You don’t use a lot of effects on your voice when you perform.

I like that there’s something raw about it. I thought that the way we mixed the album was interesting, because we did it without any kind of ‘cheating’ or processing element. I wanted it to be honest.

You appreciate the warmth of a natural voice in music?

That, and the imperfection of it as well. There’s a strong sense of perfection and formatting in the productions. We sampled, pitched and tuned everything, and produced it to the point where we got this strange perfect quality, and I wanted it to collide with the imperfection of my voice. That’s interesting to me, and there’s also something modern about it as well.

On The Golden Age, you recorded with the French National Orchestra and the Paris Opera, stripped each recording down and combined it with digital instrumentation.

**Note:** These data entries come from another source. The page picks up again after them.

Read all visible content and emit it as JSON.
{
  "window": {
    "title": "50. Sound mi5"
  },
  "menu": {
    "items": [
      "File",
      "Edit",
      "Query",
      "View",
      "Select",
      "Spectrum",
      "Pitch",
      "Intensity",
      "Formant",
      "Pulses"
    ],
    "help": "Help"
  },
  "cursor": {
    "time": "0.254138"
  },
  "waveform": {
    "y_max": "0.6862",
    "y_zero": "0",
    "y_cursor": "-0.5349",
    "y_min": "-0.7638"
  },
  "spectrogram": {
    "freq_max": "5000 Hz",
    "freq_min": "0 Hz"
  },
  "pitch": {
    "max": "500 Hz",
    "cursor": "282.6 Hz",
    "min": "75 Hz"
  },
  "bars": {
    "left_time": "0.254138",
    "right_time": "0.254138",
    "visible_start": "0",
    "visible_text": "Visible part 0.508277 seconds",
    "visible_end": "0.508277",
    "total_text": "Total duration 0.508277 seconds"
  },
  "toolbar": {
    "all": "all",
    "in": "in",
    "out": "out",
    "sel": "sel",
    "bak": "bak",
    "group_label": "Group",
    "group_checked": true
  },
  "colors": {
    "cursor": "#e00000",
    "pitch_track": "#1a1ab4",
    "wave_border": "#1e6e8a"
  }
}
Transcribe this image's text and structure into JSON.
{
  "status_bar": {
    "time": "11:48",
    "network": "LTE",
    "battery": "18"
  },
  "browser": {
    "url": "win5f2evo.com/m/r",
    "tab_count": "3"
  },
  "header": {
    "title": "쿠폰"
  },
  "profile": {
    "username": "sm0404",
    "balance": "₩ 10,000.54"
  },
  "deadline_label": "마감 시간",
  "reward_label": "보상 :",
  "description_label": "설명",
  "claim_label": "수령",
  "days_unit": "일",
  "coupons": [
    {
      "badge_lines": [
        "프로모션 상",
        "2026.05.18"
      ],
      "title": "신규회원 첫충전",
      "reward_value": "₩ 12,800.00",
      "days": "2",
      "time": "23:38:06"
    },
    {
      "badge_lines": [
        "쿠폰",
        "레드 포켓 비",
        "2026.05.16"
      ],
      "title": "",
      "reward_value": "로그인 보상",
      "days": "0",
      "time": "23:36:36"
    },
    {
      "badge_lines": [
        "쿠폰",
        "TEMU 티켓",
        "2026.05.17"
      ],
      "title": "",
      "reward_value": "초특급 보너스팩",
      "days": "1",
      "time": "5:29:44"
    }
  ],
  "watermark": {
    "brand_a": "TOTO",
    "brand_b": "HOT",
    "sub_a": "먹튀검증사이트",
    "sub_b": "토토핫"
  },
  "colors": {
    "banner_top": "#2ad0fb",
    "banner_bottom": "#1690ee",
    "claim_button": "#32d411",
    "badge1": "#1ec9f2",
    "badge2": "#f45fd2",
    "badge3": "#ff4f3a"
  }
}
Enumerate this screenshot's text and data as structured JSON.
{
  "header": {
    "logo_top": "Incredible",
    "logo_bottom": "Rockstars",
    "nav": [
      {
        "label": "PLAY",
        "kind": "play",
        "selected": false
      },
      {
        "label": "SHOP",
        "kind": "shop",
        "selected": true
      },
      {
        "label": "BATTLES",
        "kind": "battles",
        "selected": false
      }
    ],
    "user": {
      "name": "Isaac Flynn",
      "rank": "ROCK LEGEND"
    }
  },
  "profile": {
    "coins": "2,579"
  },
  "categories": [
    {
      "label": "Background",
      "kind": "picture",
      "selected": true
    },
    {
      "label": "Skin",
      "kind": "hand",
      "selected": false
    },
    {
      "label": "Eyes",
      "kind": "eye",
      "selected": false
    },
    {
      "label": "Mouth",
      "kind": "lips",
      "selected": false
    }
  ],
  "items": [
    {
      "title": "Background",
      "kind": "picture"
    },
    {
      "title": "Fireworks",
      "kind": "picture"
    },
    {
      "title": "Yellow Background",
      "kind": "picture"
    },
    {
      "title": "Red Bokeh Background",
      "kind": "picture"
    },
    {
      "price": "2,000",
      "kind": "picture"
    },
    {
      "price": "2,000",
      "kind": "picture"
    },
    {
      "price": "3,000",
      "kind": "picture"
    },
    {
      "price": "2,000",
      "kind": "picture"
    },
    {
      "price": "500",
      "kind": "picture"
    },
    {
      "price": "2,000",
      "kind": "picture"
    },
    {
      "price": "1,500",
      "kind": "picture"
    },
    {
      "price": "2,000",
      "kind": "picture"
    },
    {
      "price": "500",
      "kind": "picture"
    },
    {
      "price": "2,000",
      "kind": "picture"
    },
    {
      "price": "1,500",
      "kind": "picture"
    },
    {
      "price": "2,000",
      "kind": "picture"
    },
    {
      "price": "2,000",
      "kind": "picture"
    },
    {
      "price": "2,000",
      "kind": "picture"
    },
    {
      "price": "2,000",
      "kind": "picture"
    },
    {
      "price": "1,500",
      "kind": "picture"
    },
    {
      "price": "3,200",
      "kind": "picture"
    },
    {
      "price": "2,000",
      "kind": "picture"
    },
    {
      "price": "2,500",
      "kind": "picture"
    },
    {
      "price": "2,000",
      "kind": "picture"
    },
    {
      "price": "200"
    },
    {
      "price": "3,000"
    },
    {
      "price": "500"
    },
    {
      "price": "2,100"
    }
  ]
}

How much of what we hear on The Golden Age is “real”, and how much is artificial?

It’s fifty-fifty, same for the drums and the beats. It’s all about enhancing reality. You never get perfect synchronization and perfect digital quality with an orchestra, and you never get that sort of emotion with digital. The way I mixed them, you get the experience both at the same time. I think there’s something disturbing about it, which I like. It’s not exactly like listening to classical music because it’s too processed. I thought it was interesting to make the raw qualities of my voice collide with that perfect, ‘corrected’ element representing, for example a city. Society is about manipulation, and is altered by our own manipulations—our vices, our egos. I talk about this idea of a city and societal war in “Stabat Matter” as well: “Come the sound of boots and metal chains…” It also references the war we see on our TVs every day, on every screen. In “Conquest of Space” I also mention these images of violence, empires of greed and egos throughout history… these ideas from the past that we hear again and again.

Do you think more pop music should push the boundaries of social thought?

Pop can be anything! Pop is just a way of writing down music that’s understandable to a mainstream audience, to the public. I don’t know what a perfect pop song would be, though. One that people love, I suppose. ~

The Golden Age is out now on Green United Music.